Enter KING Utility Black and King Utility Black ONE. Both clubs are virtually identical (same tech platform and general aesthetic) with the clear distinction being that the Black ONE is the same length as a stock 7-iron. The chief engineering challenge with single-length long irons is that most players don’t have the requisite clubhead speed to swing a comparatively shorter club fast enough to generate the needed launch/spin requirements to hit anything other British Open worthy knee-high bullets. Cobra feels this iteration can help address that.
Both models feature a black PVD coating, hollow body construction, forged CNC milled faces, and grooves as well as Cobra’s MyFly8 adjustable hosel. Specifically, Cobra’s PWRSHELL Face Technology utilizes a forged 455 high-strength steel face on top of a completely hollow-body. The thinner face and multi-material construction increase the Sweet Zone which theoretically should mitigate the less desirable effects (lower launch, less distance, and increased dispersion) associated with mishits.
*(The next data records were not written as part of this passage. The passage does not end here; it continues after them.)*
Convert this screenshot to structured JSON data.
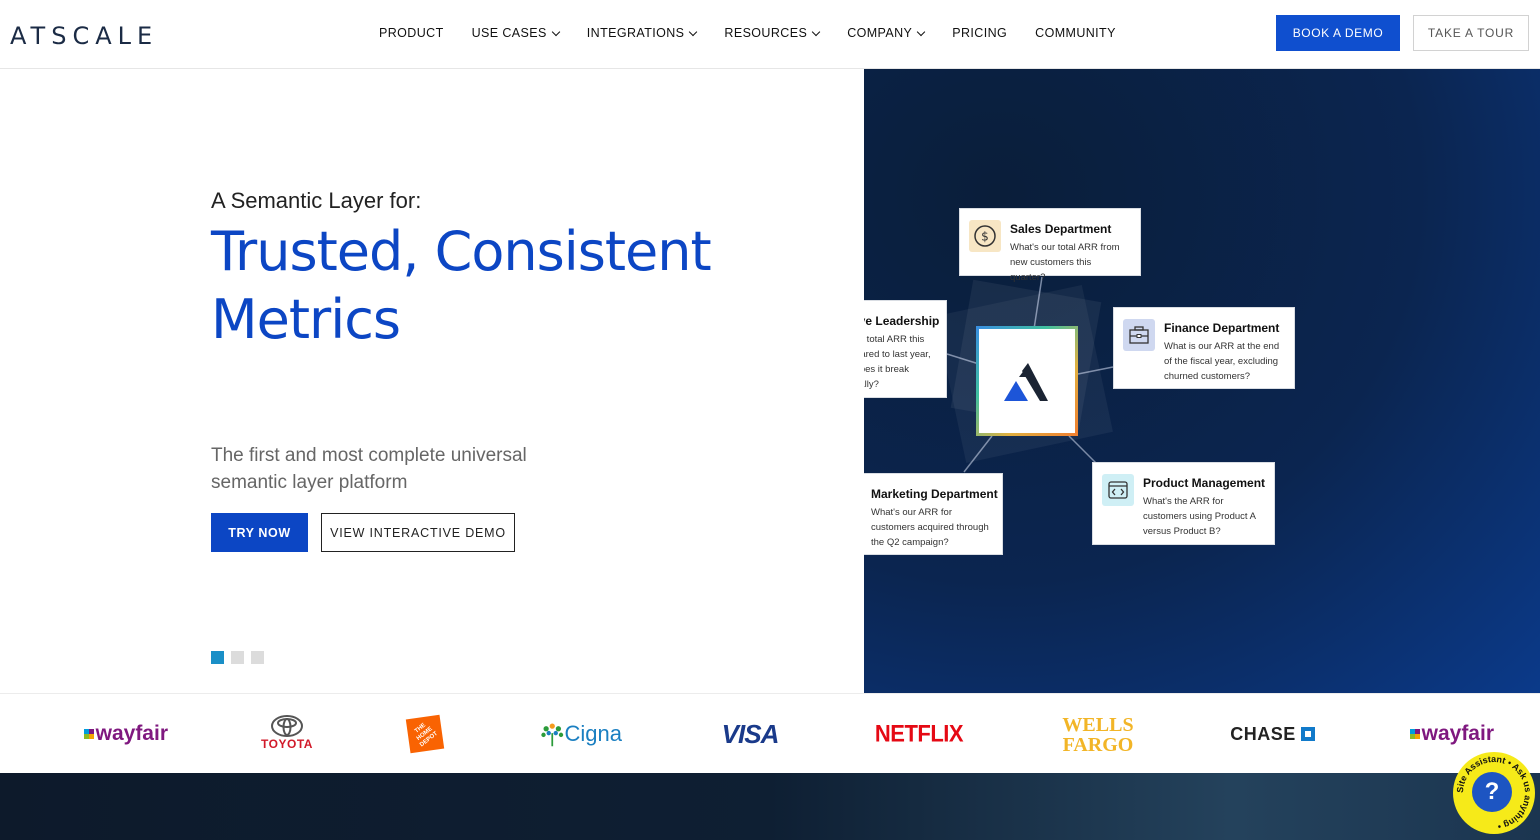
{
  "header": {
    "logo_text": "ATSCALE",
    "nav": [
      {
        "label": "PRODUCT",
        "dropdown": false
      },
      {
        "label": "USE CASES",
        "dropdown": true
      },
      {
        "label": "INTEGRATIONS",
        "dropdown": true
      },
      {
        "label": "RESOURCES",
        "dropdown": true
      },
      {
        "label": "COMPANY",
        "dropdown": true
      },
      {
        "label": "PRICING",
        "dropdown": false
      },
      {
        "label": "COMMUNITY",
        "dropdown": false
      }
    ],
    "book_demo_label": "BOOK A DEMO",
    "take_tour_label": "TAKE A TOUR"
  },
  "hero": {
    "pre_title": "A Semantic Layer for:",
    "title": "Trusted, Consistent Metrics",
    "subtitle": "The first and most complete universal semantic layer platform",
    "try_now_label": "TRY NOW",
    "view_demo_label": "VIEW INTERACTIVE DEMO",
    "slides_total": 3,
    "slide_active": 1
  },
  "diagram": {
    "cards": [
      {
        "title": "Sales Department",
        "text": "What's our total ARR from new customers this quarter?",
        "icon": "dollar-icon"
      },
      {
        "title": "Executive Leadership",
        "text": "What is our total ARR this year compared to last year, and how does it break down globally?",
        "icon": "handshake-icon"
      },
      {
        "title": "Finance Department",
        "text": "What is our ARR at the end of the fiscal year, excluding churned customers?",
        "icon": "briefcase-icon"
      },
      {
        "title": "Marketing Department",
        "text": "What's our ARR for customers acquired through the Q2 campaign?",
        "icon": "target-icon"
      },
      {
        "title": "Product Management",
        "text": "What's the ARR for customers using Product A versus Product B?",
        "icon": "code-window-icon"
      }
    ]
  },
  "logos": {
    "wayfair": "wayfair",
    "toyota": "TOYOTA",
    "homedepot": "THE HOME DEPOT",
    "cigna": "Cigna",
    "visa": "VISA",
    "netflix": "NETFLIX",
    "wells_line1": "WELLS",
    "wells_line2": "FARGO",
    "chase": "CHASE",
    "wayfair2": "wayfair"
  },
  "assistant": {
    "label": "Site Assistant • Ask us anything •",
    "symbol": "?"
  },
  "colors": {
    "brand_blue": "#0c46c4",
    "button_blue": "#0f4fcf",
    "assistant_yellow": "#f6ea19"
  }
}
Also, of note is that the face is completely unsupported, meaning the body of the club is left hollow, whereas some OEM’s fill this space with fancy goo or foam (PXG, TaylorMade) for structural support and to manage acoustics/feel of impact. In this case, the lack of material is what allows engineers to keep the CG low to help promote higher launch. Because Cobra doesn’t use the hollow space for internal weighting, a tungsten toe weight (67-73 grams in the Variable iron and 90-94 grams in the ONE Length version) is necessary to reach the desired total weight and maintain a relatively neutral bias.
Everything being equal, KING Utility Black and KING Utility Black ONE are engineered to outperform a typical long iron, while still maintaining a similar footprint. Principally, better performance means increased ball speeds, more forgiveness and higher launch characteristics for players who need it.
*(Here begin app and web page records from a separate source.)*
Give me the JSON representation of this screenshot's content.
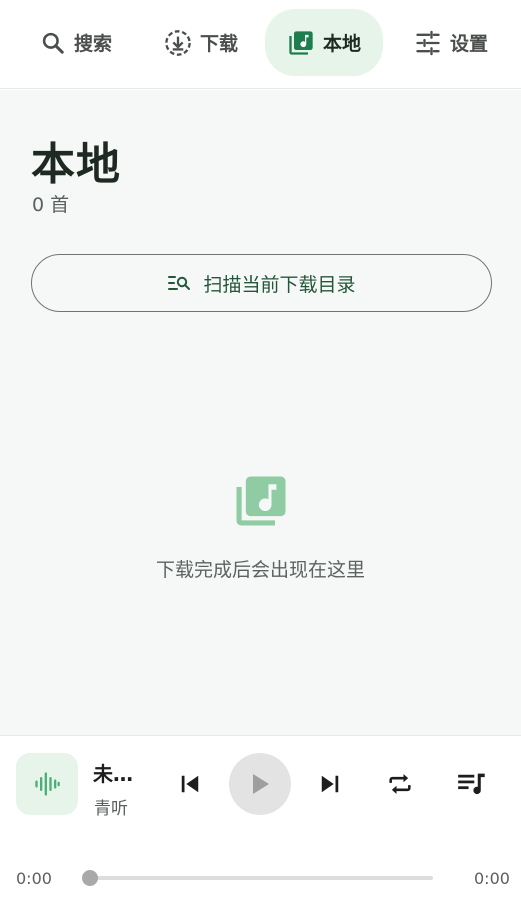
{
  "nav": {
    "items": [
      {
        "label": "搜索",
        "icon": "search-icon"
      },
      {
        "label": "下载",
        "icon": "download-icon"
      },
      {
        "label": "本地",
        "icon": "library-music-icon"
      },
      {
        "label": "设置",
        "icon": "sliders-icon"
      }
    ],
    "active": "本地"
  },
  "main": {
    "title": "本地",
    "count_text": "0 首",
    "scan_button_label": "扫描当前下载目录",
    "empty_icon": "library-music-icon",
    "empty_text": "下载完成后会出现在这里"
  },
  "player": {
    "cover_icon": "waveform-icon",
    "title": "未…",
    "artist": "青听",
    "controls": [
      "previous-icon",
      "play-icon",
      "next-icon",
      "repeat-icon",
      "queue-music-icon"
    ],
    "time_elapsed": "0:00",
    "time_total": "0:00",
    "progress": 0
  },
  "colors": {
    "accent": "#2e8b57",
    "accent_soft": "#e6f4ea",
    "background": "#f6f8f7",
    "empty_icon": "#8fcca3"
  }
}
Like all 2018 COBRA KING equipment introductions, both Utility Black irons offer golf performance tracking via the COBRA CONNECT platform (powered by Arccos). For those unfamiliar with Arccos, it uses sensors embedded in the butt end of the grip to track your performance in real-time.
This is an important year for Cobra as it looks for opportunities to regain some retail momentum and while taking metalwood market share from either Callaway or TaylorMade feels like carving a tunnel out of granite, the single-length equipment space appears to be where Cobra feels it can make some serious headway. Admittedly, there was more buzz around the concept last year, and industry sales figures of single-length irons reflect this. What remains to be seen is whether the interest level has waned at all or perhaps if additional ONE Length offerings might stoke the proverbial fire a bit. Regardless, so long as other OEM’s largely sit this one (length) out, any increased demand for single-length equipment in the short-term should disproportionality benefit Cobra. If the concept has lasting merit, however, I’d suspect it won’t be long until we see one of the heavy hitters jump into this space as well.
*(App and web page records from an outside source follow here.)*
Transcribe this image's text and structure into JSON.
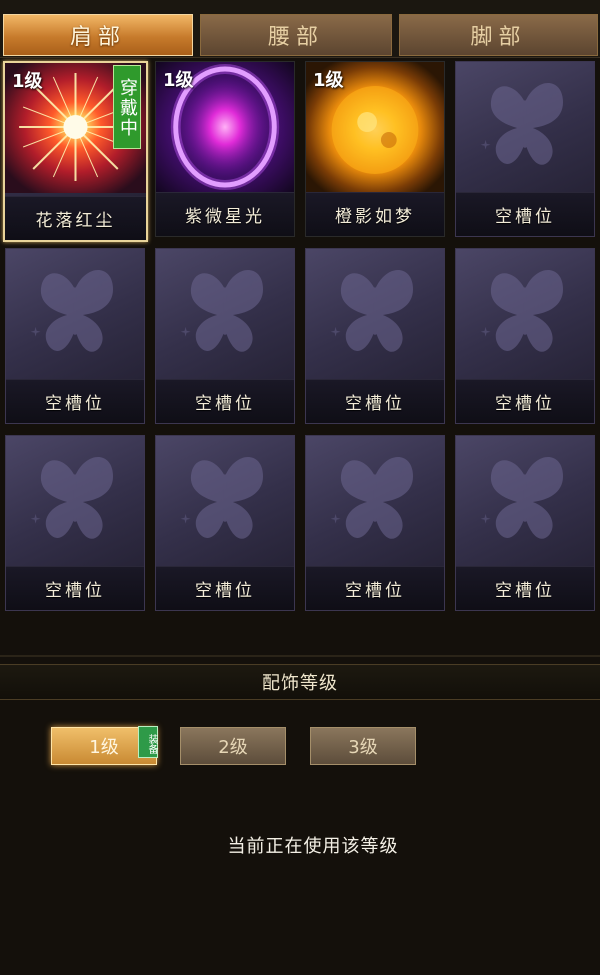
{
  "tabs": [
    {
      "label": "肩部",
      "active": true
    },
    {
      "label": "腰部",
      "active": false
    },
    {
      "label": "脚部",
      "active": false
    }
  ],
  "slots": [
    {
      "name": "花落红尘",
      "level": "1级",
      "badge": "穿戴中",
      "type": "red-starburst",
      "selected": true
    },
    {
      "name": "紫微星光",
      "level": "1级",
      "type": "purple-orb"
    },
    {
      "name": "橙影如梦",
      "level": "1级",
      "type": "orange-sun"
    },
    {
      "name": "空槽位",
      "type": "empty"
    },
    {
      "name": "空槽位",
      "type": "empty"
    },
    {
      "name": "空槽位",
      "type": "empty"
    },
    {
      "name": "空槽位",
      "type": "empty"
    },
    {
      "name": "空槽位",
      "type": "empty"
    },
    {
      "name": "空槽位",
      "type": "empty"
    },
    {
      "name": "空槽位",
      "type": "empty"
    },
    {
      "name": "空槽位",
      "type": "empty"
    },
    {
      "name": "空槽位",
      "type": "empty"
    }
  ],
  "level_section": {
    "title": "配饰等级",
    "levels": [
      {
        "label": "1级",
        "active": true,
        "tag": "装备"
      },
      {
        "label": "2级",
        "active": false
      },
      {
        "label": "3级",
        "active": false
      }
    ],
    "status": "当前正在使用该等级"
  },
  "colors": {
    "background": "#14100b",
    "tab_active": "#c77b2c",
    "badge_green": "#2f9a2c"
  }
}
The Utility Black ($219 graphite) is available as either a 3 iron (18°-21°) or 4 iron (21°-24°) and comes stock with the UST Recoil 760 (Lite flex) or 780 ES SmacWrap (Regular, Stiff and X-Stiff). It’s ONE Length counterpart adds one additional club, a 5 iron (24°-27°) and drops the Recoil 760 Lite flex option.
The steel shaft option ($199 and custom only) is a True Temper AMT Tour White with black powder finish. Available only for right-handed players, both clubs will be available April 6th.
Is Cobra on to something or will single length be more of a sparkle and fade?